This is driven by the media focus on personality. Shakespeare was right, says Brustein. Because "all the world's a stage," the audience's attention is directed toward the political actor and away from the political action. While television allows the audience to get to know the president, the president is unable to reciprocate. The sense of familiarity may work against the president. President Obama's "hope and change" platitudes may have backfired as he fights to raise his popularity in the polls from the lowest figures of any previous president. His words don't match the perceived in action of the economy.
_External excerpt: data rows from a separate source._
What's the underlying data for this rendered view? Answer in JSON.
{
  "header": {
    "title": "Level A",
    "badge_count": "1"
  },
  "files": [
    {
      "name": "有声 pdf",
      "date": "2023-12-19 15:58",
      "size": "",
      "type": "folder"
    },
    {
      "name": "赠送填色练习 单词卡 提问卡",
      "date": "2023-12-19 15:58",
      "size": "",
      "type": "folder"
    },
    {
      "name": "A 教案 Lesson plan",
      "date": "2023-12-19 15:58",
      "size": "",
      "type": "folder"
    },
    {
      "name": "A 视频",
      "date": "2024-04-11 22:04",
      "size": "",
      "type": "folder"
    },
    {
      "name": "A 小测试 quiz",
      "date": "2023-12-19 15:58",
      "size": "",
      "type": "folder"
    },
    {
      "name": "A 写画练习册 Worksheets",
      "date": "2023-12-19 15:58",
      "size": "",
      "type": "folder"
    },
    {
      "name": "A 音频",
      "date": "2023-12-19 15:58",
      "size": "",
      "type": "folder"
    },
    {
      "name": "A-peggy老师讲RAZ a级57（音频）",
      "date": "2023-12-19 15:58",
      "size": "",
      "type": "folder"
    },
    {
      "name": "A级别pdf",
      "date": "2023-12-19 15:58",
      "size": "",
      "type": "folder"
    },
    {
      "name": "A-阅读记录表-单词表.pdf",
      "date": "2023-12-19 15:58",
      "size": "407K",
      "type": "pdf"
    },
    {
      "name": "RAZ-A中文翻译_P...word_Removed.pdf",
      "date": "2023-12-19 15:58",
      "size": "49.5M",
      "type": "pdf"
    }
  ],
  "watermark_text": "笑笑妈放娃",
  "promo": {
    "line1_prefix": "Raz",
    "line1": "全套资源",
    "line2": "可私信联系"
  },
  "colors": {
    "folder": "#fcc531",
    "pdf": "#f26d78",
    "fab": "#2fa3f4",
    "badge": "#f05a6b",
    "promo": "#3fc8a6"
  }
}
One technique is to present all issues as crises. The president directs us away from the one-sidedness of the relationship by making every instance in which he speaks sound like a crisis. The crisis brings us together as a people, making us far easier to manage than if we were individuals who feel dejected because the president can't address our needs.
However, sometimes the crisis approach backfires. President Obama's chief of staff, Rahm Emanual, stated, "Rule one: Never allow a crisis go to waste" (Jeff Zeleny, Obama weighs quick undoing of Bush policy, New York Times, 9 November 2008, http://www.nytimes.com/2008/11/10/us/politics/10obama.html). The result has been the quick passage of stimulus bills and healthcare reform, both unpopular with the American public.